Yet the biggest issue that has faced Cover 2 adherents over the past five to ten years, is how to handle Spread and not have to vacate the rest of your scheme. Most 3-4 and 4-3 teams run more cover 2 than not, and most teams with seven box personnel design their packages with one extra run defender and one extra pass defender than you really need. The reason that is effective, is those front 7 defenders can be maneuvered and manipulated to provide a large number of fronts, stunts and pressures to cause problems for the offense.
The reason is that the offense is tightly wound (such as the first first graphic in this section), and as such is the defense. If a team has 8 offensive personnel within the box (5 OL, TE, QB, RB), a 4-3 or a 3-4 scheme has no problem in allocating 8 or 9 personnel (4 DL, 3 LB, 2 S’s). The closer the defense is aligned, the more you can manipulate those fronts and stunts. Inside guys can go out, outside guys can go in. Defensive lineman can drop, safeties can blitz from depth.
Most traditional iterations of the Zone coverage fall into
two different styles. Full field zone, or a zone concept high and man concept low. There are other versions, other styles, but for the purpose of this conversation we will start there. As long as offenses remain tightly wound, lots of personnel on defense can cover offensive personnel in the pass game. Whether that is in man, or in zone coverage.
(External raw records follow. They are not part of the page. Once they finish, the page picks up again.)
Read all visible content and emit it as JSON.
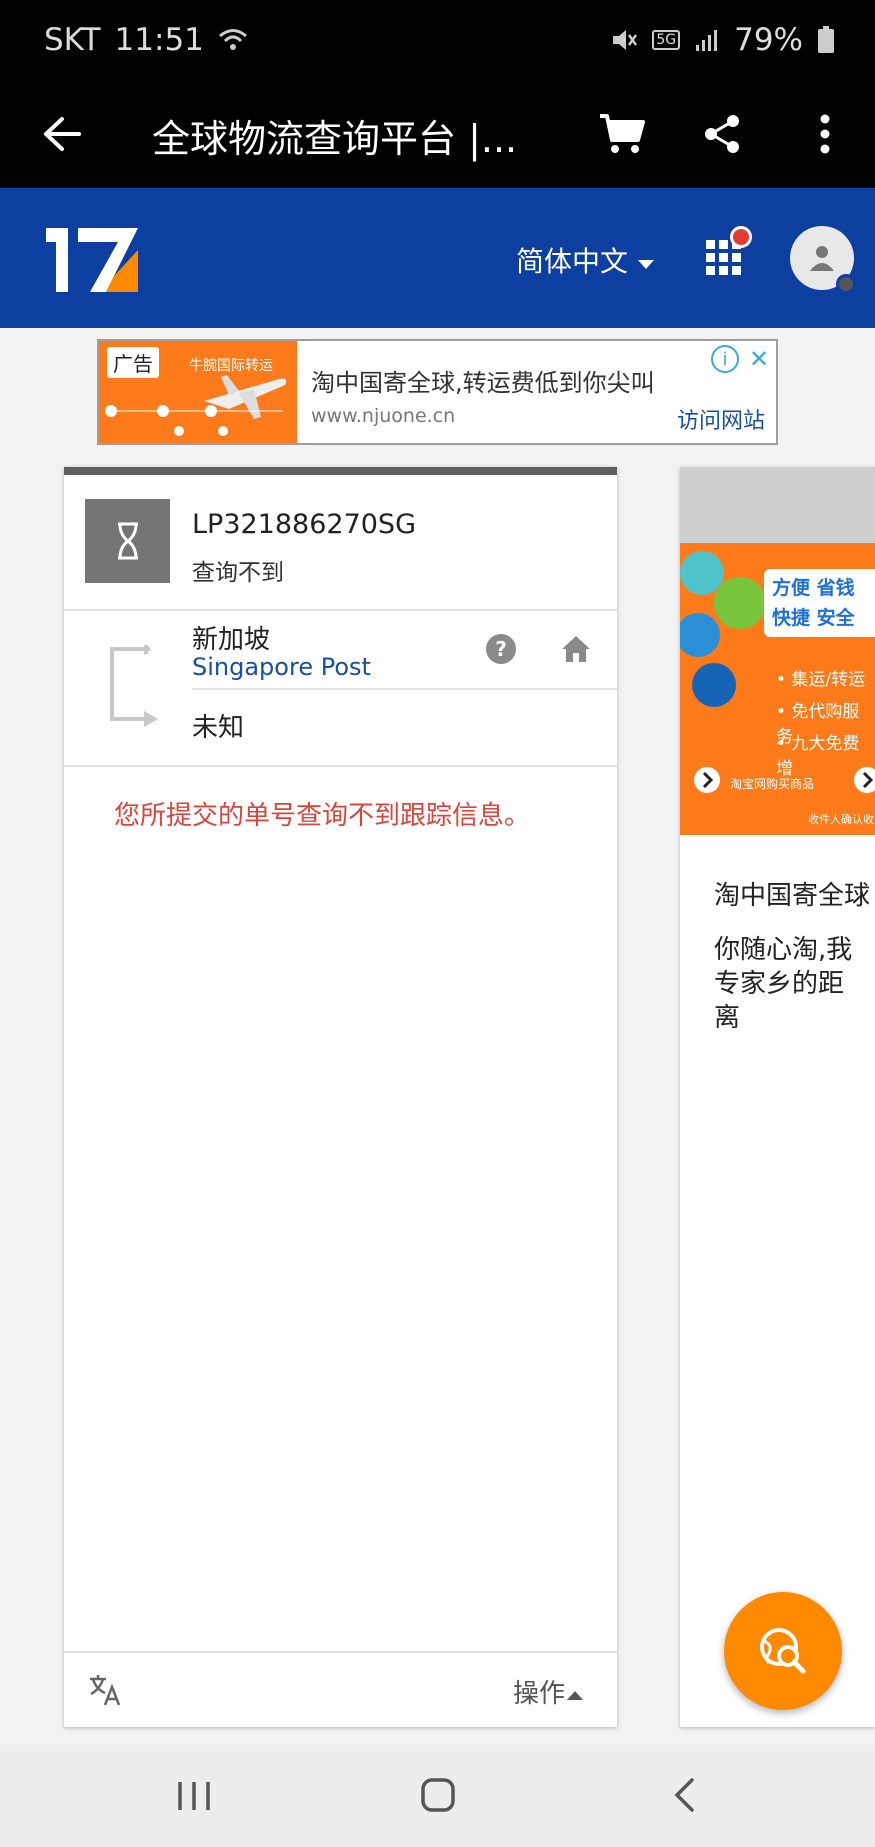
{
  "status_bar": {
    "carrier": "SKT",
    "time": "11:51",
    "network": "5G",
    "battery": "79%"
  },
  "browser": {
    "title": "全球物流查询平台 |..."
  },
  "header": {
    "logo_text": "17",
    "language": "简体中文"
  },
  "ad": {
    "tag": "广告",
    "image_title": "牛腕国际转运",
    "title": "淘中国寄全球,转运费低到你尖叫",
    "url": "www.njuone.cn",
    "visit": "访问网站",
    "info": "i",
    "close": "✕"
  },
  "tracking": {
    "number": "LP321886270SG",
    "status": "查询不到",
    "origin_country": "新加坡",
    "carrier": "Singapore Post",
    "destination": "未知",
    "message": "您所提交的单号查询不到跟踪信息。",
    "actions": "操作"
  },
  "side_ad": {
    "tag_line1": "方便 省钱",
    "tag_line2": "快捷 安全",
    "items": [
      "• 集运/转运",
      "• 免代购服务",
      "• 九大免费增"
    ],
    "bar_text": "淘宝网购买商品",
    "bar_text2": "收件人确认收",
    "text1": "淘中国寄全球",
    "text2": "你随心淘,我专家乡的距离"
  },
  "colors": {
    "header_blue": "#0d3fa0",
    "accent_orange": "#ff8a00",
    "error_red": "#d9453d",
    "carrier_blue": "#1a4fa0"
  }
}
For most offensive schemes, coverages have answers for, but the question is how much of a deviation do you want from the coverage that makes you the most powerful in regards to depth of scheme? In reality spread asks most cover 2 teams to use 6 guys in coverage. Power teams it is far less than that. The more you have to adjust and alter your rules from your base coverage and alignment, there are bound to be mistakes. The challenge is always in limiting those mistakes and blown coverages.
What I will discuss in the next installment is how Cover 2 specifically handles those variations and how coaches have married their desires for pressure with flexibility and soundness at the same time. The final installment is marrying blitz scheme to coverage schemes to handle not only spread but power offenses.
We have seen the aftereffects of these conflicts over the past few years. A concession to make yourself sound or more flexible in another has made you weak in another. Finding the happy medium, to make your base defense effective and adjusting to all the offense asks of you is not an easy task.